### Exercise directions:
Within the entries below, every line containing "date" is to be copied.

(Records from a data source)
- - - -

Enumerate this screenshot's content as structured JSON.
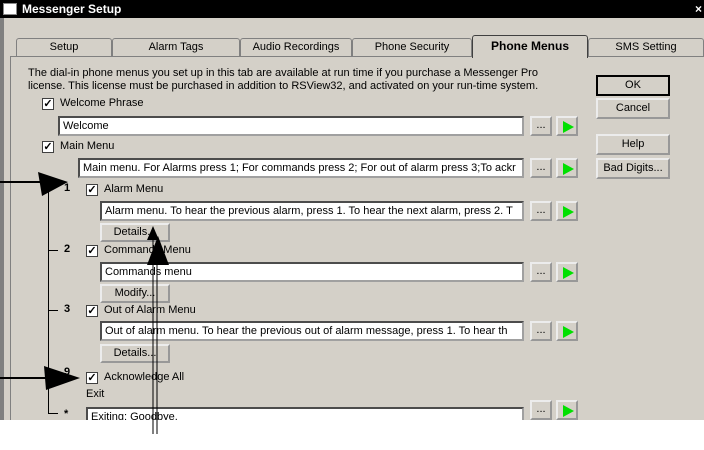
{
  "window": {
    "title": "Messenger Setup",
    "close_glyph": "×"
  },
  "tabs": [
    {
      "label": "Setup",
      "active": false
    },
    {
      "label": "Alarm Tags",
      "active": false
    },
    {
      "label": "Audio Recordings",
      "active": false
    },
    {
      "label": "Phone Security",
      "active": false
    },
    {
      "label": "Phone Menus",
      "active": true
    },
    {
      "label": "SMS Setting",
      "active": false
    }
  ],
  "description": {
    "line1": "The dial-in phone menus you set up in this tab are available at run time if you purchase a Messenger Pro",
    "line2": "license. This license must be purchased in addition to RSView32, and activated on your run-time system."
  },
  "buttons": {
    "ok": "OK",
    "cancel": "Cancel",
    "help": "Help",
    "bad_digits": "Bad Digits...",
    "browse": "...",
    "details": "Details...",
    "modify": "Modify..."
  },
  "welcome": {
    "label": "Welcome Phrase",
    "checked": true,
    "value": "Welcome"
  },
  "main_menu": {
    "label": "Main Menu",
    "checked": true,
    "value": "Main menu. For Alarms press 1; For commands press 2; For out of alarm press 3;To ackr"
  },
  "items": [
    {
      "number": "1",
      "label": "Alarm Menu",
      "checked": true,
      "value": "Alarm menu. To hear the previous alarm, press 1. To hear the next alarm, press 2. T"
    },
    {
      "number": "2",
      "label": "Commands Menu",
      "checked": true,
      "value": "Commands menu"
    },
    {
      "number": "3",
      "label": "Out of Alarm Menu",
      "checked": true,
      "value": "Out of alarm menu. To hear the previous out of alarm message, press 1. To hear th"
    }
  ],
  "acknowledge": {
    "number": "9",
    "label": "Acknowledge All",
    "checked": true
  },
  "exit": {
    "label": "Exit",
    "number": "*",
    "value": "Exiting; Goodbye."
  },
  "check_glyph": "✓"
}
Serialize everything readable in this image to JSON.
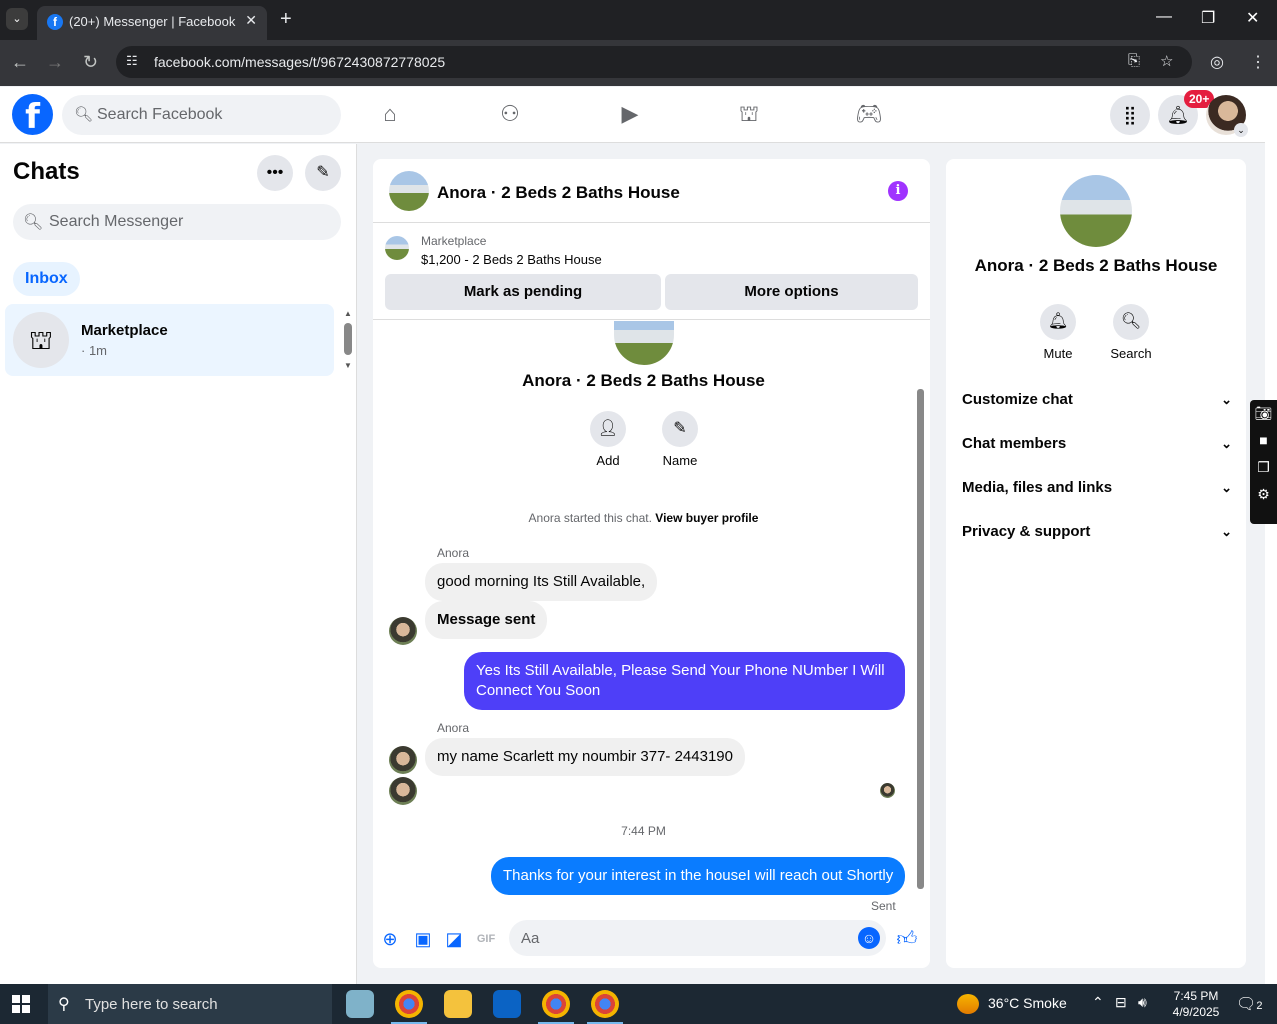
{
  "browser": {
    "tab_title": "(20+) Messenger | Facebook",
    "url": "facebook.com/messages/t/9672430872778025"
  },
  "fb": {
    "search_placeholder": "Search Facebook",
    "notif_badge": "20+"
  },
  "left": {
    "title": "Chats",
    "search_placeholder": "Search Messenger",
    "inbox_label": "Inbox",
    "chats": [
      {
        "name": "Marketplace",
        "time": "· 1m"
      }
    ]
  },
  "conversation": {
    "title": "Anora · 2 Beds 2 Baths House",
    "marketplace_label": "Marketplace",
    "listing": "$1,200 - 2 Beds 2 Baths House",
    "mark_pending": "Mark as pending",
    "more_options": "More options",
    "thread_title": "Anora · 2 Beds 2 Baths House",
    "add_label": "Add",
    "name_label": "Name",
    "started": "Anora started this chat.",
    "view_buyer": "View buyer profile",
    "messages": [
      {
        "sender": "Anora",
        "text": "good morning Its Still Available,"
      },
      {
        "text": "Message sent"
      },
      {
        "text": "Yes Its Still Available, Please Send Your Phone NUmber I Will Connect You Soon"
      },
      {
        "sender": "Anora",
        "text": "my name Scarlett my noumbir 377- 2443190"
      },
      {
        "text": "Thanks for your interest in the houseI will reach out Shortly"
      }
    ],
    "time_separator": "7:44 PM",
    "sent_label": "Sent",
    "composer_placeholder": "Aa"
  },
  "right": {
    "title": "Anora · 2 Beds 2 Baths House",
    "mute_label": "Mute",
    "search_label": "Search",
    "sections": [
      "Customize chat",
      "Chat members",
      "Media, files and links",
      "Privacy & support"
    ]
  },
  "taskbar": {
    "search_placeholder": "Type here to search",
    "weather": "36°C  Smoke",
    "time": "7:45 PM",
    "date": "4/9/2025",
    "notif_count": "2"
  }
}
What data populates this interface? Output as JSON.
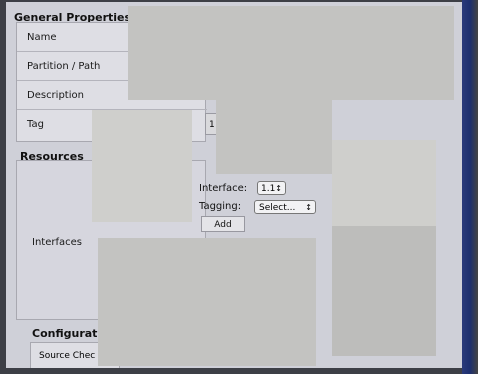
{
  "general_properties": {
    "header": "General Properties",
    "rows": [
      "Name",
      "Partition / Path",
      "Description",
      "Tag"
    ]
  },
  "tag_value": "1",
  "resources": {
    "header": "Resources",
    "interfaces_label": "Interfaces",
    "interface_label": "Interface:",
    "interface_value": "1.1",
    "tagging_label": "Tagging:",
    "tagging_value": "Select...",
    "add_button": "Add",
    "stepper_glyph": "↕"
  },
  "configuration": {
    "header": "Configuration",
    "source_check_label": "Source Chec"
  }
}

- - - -

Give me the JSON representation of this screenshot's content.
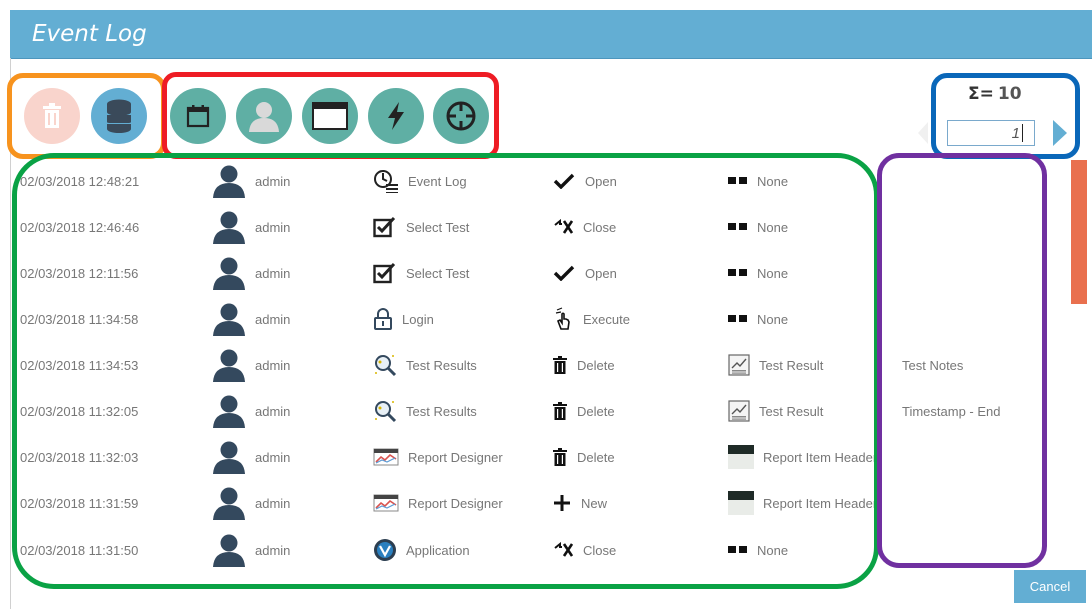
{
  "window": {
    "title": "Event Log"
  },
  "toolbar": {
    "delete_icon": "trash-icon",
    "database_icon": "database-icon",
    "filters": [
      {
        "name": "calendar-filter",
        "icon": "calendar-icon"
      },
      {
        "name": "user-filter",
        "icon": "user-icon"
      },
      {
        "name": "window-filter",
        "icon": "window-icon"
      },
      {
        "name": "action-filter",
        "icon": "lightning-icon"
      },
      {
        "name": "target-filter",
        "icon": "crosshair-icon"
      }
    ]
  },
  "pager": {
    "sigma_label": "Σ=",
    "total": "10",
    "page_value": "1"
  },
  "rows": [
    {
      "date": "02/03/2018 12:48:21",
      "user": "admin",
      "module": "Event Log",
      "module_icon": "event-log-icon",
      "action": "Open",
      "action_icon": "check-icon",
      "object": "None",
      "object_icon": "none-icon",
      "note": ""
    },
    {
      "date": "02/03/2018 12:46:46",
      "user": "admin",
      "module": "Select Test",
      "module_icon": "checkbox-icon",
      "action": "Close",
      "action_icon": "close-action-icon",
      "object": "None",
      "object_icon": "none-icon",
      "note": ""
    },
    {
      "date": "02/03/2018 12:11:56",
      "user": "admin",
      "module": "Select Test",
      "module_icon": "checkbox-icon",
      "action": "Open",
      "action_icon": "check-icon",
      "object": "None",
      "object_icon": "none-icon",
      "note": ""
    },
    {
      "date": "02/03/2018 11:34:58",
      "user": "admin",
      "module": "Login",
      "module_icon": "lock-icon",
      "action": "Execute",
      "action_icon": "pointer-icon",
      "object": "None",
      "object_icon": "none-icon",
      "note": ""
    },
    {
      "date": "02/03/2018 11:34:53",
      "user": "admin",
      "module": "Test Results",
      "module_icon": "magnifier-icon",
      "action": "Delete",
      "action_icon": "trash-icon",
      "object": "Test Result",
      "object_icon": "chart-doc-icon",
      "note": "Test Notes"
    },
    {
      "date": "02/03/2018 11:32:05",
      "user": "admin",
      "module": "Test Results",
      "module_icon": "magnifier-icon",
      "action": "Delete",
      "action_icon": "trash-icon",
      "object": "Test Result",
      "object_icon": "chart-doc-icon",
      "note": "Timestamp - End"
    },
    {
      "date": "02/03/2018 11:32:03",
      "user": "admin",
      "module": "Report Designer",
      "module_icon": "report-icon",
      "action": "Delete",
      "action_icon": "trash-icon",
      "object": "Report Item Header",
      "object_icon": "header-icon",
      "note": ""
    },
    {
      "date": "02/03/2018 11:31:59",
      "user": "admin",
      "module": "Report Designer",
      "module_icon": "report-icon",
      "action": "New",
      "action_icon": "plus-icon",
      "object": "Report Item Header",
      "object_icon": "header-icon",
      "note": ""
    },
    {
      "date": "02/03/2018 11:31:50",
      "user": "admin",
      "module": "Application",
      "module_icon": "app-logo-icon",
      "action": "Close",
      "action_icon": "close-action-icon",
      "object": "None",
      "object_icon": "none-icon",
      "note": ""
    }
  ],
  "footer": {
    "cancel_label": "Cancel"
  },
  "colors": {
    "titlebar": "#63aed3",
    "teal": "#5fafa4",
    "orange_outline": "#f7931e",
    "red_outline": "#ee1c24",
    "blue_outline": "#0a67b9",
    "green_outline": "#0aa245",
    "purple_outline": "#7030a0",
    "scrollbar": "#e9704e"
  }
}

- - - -

### Written response:
    "date": "4/9/2025",
      "date": "02/03/2018 12:48:21",
      "date": "02/03/2018 12:46:46",
      "date": "02/03/2018 12:11:56",
      "date": "02/03/2018 11:34:58",
      "date": "02/03/2018 11:34:53",
      "date": "02/03/2018 11:32:05",
      "date": "02/03/2018 11:32:03",
      "date": "02/03/2018 11:31:59",
      "date": "02/03/2018 11:31:50",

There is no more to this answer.